▶ What is being asked:
Please report, as a bare number, how many lines below include the string "交通情報".

(Items from a dataset)
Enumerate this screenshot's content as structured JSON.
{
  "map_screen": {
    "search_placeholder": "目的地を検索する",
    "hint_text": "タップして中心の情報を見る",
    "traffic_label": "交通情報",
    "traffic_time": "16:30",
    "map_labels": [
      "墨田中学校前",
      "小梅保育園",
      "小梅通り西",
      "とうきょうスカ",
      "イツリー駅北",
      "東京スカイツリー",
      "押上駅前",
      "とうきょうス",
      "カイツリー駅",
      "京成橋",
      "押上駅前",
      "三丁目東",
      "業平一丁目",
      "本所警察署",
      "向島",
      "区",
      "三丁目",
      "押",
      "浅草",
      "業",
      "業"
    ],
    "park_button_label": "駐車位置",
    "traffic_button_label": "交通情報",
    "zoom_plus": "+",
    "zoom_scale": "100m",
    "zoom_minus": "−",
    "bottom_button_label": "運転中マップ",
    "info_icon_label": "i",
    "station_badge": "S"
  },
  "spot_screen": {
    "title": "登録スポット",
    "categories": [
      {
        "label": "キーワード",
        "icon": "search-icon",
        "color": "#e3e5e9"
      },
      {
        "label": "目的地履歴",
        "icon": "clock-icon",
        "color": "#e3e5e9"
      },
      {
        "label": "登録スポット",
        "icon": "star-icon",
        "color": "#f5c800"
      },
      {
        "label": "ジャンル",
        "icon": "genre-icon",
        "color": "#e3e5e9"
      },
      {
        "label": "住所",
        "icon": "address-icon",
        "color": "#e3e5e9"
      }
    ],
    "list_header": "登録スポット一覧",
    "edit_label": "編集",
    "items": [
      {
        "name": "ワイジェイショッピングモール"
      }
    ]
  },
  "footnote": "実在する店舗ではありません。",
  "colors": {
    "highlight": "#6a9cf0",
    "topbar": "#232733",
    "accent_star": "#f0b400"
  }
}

▶ Answer for the task:
2